> [INPUT FOR THIS TASK]
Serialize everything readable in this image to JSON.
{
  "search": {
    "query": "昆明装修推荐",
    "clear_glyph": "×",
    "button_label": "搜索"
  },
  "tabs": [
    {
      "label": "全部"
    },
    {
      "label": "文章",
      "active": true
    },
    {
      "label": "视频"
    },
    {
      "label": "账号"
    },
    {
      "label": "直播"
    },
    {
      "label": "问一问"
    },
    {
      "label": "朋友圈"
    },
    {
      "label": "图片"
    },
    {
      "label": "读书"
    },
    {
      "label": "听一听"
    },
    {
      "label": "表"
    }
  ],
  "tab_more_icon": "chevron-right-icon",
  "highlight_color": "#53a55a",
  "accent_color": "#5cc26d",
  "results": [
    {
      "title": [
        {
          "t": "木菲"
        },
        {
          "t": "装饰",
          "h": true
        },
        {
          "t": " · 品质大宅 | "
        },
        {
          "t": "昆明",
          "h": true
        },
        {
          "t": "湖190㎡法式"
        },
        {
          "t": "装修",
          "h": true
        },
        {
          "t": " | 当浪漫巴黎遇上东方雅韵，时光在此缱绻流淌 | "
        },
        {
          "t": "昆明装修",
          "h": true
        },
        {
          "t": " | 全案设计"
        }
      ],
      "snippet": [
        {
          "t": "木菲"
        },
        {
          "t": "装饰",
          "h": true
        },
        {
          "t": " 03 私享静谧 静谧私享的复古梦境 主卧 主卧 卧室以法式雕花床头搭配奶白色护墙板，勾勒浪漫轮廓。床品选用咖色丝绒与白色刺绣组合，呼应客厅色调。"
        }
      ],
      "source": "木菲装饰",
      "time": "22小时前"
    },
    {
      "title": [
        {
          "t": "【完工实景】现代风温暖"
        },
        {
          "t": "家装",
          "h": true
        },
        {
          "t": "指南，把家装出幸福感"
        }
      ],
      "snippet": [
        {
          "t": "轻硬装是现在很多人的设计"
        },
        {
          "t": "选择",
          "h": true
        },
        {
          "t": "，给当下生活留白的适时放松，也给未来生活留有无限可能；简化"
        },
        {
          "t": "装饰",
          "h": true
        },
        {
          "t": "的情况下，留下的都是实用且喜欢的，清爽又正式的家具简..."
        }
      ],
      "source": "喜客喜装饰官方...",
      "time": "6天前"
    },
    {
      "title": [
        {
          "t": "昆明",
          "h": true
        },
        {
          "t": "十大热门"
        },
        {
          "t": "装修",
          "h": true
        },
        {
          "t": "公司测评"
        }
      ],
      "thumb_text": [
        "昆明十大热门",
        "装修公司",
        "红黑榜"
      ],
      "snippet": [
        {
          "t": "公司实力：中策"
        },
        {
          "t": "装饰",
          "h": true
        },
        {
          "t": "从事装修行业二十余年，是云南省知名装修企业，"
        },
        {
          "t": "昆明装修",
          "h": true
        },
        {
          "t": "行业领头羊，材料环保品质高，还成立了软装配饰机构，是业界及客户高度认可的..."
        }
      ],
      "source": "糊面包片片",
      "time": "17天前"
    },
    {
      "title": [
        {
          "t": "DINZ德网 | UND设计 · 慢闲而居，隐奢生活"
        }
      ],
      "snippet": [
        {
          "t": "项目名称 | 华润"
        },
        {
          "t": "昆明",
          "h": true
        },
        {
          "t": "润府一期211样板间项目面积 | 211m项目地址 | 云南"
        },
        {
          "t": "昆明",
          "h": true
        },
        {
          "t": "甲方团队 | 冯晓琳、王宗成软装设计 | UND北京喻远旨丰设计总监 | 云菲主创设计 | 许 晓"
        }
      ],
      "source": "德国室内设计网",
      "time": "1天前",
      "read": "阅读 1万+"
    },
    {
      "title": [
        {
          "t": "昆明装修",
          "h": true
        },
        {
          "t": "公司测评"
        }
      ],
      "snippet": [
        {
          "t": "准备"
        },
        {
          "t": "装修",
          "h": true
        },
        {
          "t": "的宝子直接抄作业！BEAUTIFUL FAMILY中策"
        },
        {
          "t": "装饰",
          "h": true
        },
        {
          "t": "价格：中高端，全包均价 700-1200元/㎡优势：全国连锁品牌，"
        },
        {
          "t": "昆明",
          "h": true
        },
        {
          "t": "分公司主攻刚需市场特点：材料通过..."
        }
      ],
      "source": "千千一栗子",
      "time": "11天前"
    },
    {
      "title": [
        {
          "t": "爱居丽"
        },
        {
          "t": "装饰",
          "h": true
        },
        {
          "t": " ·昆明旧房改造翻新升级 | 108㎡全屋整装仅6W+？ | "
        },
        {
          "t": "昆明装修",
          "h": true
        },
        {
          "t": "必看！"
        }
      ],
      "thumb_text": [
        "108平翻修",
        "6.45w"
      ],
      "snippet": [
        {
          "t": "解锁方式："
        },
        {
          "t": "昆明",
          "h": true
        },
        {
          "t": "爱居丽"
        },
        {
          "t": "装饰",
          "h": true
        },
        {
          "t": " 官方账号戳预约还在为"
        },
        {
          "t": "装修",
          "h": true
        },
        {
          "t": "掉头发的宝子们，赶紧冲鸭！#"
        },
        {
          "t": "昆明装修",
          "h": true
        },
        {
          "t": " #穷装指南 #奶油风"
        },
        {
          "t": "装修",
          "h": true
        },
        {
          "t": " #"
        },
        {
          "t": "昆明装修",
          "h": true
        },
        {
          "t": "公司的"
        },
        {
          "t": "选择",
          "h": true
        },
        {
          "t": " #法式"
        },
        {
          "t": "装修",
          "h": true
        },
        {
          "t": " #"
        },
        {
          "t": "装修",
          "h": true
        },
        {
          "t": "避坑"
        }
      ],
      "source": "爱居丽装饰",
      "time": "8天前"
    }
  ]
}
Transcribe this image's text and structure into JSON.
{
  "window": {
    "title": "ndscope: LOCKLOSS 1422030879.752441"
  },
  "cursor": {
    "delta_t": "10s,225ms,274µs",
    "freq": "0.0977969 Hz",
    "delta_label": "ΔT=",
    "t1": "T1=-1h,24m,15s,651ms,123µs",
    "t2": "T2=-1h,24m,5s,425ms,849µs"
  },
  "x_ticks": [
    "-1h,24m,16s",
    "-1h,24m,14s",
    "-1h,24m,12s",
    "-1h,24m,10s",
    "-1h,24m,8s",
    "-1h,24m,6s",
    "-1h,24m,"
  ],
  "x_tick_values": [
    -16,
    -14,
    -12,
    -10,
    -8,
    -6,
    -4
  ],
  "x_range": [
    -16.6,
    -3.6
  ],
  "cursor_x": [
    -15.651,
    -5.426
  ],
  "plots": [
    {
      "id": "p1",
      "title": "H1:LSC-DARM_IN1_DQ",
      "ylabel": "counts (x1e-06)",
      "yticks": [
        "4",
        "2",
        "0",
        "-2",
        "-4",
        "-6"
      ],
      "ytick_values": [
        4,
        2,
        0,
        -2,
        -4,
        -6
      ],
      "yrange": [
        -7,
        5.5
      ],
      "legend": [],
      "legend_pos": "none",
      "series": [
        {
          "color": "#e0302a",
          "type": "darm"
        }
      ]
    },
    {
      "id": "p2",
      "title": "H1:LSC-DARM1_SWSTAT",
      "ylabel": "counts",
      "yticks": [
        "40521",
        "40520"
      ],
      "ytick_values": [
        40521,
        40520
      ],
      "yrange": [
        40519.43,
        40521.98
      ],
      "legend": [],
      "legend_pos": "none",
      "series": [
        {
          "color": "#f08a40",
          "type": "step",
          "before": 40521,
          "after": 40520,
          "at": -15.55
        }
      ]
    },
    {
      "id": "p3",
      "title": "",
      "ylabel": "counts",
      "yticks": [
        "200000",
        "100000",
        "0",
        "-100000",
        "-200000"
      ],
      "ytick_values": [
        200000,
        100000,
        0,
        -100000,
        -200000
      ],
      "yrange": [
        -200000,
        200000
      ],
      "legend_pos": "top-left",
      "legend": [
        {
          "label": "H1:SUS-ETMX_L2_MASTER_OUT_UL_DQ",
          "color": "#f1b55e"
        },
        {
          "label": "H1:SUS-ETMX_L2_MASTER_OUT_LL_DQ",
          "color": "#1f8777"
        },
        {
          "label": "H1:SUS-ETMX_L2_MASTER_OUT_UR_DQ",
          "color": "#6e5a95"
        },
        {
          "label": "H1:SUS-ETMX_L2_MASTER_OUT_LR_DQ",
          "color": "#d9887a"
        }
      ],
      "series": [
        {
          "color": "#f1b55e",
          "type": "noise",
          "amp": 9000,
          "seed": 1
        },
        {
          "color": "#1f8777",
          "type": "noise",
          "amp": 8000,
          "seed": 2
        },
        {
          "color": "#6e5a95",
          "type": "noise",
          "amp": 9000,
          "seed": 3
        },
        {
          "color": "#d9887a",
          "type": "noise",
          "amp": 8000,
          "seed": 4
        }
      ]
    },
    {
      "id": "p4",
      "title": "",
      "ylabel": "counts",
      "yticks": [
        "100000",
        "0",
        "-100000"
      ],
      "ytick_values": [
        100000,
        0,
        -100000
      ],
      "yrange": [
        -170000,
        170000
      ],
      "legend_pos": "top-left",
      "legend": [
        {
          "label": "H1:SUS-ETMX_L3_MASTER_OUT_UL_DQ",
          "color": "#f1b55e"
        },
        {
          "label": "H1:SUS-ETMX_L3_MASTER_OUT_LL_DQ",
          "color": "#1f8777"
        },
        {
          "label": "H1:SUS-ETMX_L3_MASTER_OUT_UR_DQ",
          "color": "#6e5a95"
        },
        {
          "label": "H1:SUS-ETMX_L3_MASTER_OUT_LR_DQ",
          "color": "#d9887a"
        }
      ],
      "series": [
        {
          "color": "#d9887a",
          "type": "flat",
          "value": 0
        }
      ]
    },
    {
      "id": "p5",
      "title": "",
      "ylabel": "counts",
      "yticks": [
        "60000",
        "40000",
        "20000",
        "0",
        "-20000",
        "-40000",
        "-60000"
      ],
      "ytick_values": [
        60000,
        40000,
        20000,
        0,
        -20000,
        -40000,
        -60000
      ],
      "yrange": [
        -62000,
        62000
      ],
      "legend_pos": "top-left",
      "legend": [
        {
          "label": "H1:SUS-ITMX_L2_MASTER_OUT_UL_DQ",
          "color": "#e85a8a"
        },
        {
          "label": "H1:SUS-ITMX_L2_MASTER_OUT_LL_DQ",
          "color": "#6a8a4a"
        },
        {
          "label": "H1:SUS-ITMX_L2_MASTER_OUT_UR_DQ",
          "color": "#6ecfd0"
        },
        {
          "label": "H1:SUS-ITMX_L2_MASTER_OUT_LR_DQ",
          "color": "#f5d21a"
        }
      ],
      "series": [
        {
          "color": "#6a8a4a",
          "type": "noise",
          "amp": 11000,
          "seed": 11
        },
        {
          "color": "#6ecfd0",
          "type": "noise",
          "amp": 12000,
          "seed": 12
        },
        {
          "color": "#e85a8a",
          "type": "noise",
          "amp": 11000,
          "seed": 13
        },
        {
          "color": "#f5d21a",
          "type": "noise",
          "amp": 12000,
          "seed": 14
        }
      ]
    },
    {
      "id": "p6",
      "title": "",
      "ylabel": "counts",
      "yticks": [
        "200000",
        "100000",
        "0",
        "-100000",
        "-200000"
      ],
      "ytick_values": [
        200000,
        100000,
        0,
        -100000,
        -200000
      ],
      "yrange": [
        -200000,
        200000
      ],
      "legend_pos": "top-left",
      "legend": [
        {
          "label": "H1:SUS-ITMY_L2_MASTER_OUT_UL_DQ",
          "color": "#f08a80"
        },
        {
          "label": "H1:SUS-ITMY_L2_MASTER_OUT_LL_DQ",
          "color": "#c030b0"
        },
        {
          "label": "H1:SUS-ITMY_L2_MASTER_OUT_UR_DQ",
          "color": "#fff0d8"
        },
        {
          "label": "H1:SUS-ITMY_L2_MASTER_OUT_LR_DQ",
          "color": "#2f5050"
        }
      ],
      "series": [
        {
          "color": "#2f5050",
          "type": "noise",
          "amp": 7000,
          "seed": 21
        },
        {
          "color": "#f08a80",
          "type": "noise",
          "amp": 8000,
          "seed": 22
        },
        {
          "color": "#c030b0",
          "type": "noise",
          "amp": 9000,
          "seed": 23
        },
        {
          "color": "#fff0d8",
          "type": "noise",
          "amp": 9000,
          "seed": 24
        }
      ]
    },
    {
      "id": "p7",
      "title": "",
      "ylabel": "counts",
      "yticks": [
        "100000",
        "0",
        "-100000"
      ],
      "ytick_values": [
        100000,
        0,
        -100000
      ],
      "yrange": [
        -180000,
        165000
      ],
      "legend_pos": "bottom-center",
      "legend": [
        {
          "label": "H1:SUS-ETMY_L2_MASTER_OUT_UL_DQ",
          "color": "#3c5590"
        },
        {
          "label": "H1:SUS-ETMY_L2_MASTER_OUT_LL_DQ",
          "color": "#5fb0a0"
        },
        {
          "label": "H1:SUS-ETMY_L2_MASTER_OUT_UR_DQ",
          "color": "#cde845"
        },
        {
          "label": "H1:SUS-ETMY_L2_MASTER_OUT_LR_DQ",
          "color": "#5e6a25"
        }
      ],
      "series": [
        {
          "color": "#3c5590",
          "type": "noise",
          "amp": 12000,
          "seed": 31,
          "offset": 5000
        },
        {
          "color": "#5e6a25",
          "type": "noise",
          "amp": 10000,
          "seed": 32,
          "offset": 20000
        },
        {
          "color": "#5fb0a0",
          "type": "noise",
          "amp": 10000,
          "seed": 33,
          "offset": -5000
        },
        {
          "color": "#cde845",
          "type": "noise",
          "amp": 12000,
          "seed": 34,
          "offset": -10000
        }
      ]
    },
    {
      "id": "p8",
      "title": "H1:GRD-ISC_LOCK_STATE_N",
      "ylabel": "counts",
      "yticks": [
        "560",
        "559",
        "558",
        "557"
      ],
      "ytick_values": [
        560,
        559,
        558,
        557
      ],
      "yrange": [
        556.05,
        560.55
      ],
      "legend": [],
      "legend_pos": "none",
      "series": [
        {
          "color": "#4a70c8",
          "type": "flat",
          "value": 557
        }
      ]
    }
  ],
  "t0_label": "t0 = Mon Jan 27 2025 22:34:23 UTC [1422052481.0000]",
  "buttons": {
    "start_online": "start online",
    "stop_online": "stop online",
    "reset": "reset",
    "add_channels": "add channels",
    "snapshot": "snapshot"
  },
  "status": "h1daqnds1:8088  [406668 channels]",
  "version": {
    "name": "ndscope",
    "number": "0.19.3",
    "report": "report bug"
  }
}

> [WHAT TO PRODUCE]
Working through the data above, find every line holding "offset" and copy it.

> [SOLUTION]
          "offset": 5000
          "offset": 20000
          "offset": -5000
          "offset": -10000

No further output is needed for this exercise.